Likewise the shape of the signal at the observed location or target node 22 may be transformed from the acquired signal shape using the known segment length and propagation path impedance using a more sophisticated form of the algorithm. As a result the signals captured remotely from the target node 22 may be displayed in a more accurate timing relationship with each other.

Thus the present invention provides trace delay error compensation in both time and shape for signals captured remotely from a target node to more accurately represent such signals at the target node by loading parameters extracted from a CAD tool used to design the circuit into a measurement instrument, and then using the extracted parameters to adjust timing and signal shape at the target node.

Patent Citations
Cited PatentFiling datePublication dateApplicantTitle
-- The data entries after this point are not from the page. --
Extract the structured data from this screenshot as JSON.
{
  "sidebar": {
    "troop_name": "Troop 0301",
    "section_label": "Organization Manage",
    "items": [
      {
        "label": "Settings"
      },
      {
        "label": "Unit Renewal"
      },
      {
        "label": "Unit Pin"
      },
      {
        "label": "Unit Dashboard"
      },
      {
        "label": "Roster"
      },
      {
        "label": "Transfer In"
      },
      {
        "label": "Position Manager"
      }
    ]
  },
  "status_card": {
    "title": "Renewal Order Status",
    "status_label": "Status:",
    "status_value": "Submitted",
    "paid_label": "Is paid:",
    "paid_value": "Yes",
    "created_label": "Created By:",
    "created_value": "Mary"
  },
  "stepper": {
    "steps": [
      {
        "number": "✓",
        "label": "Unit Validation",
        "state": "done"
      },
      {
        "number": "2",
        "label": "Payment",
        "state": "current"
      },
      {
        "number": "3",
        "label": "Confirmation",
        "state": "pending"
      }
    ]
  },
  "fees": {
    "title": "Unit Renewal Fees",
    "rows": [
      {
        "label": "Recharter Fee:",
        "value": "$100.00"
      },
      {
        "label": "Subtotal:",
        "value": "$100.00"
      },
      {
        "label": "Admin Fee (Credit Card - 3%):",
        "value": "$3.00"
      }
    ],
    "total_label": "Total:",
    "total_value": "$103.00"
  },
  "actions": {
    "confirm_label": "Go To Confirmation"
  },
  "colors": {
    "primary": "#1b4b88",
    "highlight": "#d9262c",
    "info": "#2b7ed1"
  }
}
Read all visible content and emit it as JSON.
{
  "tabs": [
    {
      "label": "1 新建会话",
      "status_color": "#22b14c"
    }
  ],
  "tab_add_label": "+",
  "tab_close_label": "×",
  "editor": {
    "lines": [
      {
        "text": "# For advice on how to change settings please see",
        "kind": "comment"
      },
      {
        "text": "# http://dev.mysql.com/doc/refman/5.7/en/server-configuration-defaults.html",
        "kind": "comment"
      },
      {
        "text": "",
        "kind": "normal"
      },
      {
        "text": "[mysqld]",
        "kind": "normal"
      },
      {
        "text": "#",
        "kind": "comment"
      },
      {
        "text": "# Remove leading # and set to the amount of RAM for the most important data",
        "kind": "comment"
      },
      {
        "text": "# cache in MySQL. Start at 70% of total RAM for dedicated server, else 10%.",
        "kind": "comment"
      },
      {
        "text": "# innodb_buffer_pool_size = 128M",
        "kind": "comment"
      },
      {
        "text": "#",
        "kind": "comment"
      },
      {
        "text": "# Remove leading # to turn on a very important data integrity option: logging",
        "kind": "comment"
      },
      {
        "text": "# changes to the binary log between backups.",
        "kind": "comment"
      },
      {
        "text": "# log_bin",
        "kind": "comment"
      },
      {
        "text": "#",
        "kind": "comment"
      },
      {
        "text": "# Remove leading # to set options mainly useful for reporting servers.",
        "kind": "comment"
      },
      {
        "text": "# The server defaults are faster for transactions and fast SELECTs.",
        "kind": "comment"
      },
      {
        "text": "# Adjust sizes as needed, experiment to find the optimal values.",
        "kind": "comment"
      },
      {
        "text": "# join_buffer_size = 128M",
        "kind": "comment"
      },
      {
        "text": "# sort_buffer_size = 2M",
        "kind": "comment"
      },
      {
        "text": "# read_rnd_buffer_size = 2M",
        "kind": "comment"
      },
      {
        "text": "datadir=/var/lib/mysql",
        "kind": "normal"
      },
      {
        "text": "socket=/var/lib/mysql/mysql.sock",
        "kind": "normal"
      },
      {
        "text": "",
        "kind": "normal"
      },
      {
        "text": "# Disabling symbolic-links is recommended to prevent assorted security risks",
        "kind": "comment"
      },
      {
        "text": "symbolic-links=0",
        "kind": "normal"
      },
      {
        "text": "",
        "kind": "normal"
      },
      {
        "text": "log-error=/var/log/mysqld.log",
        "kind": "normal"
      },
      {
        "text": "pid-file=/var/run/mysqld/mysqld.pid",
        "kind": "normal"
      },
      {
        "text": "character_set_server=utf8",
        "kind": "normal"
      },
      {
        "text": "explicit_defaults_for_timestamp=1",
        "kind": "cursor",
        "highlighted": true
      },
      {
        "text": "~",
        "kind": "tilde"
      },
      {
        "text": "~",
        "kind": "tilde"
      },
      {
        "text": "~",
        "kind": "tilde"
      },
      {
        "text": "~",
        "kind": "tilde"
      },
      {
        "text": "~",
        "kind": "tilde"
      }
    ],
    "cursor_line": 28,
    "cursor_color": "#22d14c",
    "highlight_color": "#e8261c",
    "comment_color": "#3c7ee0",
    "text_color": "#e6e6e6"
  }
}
US5452239 *Feb 26, 1993Sep 19, 1995Quickturn Design Systems, Inc.Method of removing gated clocks from the clock nets of a netlist for timing sensitive implementation of the netlist in a hardware emulation system
US5761097 *Dec 16, 1996Jun 2, 1998Unisys CorporationLogic timing analysis for multiple-clock designs
US6321366 *Aug 31, 1998Nov 20, 2001Axis Systems, Inc.Timing-insensitive glitch-free logic system and method
US20070168147 *Jan 19, 2006Jul 19, 2007International Business Machines CorporationAcquiring test data from an electronic circuit
Classifications
U.S. Classification716/136, 356/32
International ClassificationG01B11/16, G06F9/45, G06F17/50
Cooperative ClassificationG01R31/3016
European ClassificationG01R31/30D
Legal Events
DateCodeEventDescription
Mar 14, 2013FPAYFee payment
Year of fee payment: 4
Nov 4, 2009ASAssignment
Owner name: TEKTRONIX, INC., OREGON
Free format text: ASSIGNMENT OF ASSIGNORS INTEREST;ASSIGNORS:HAGEN, MICHAEL S.;HEATH, ROBERT J.;JOHNSON, GLENN R.;REEL/FRAME:023472/0289;SIGNING DATES FROM 20070727 TO 20070807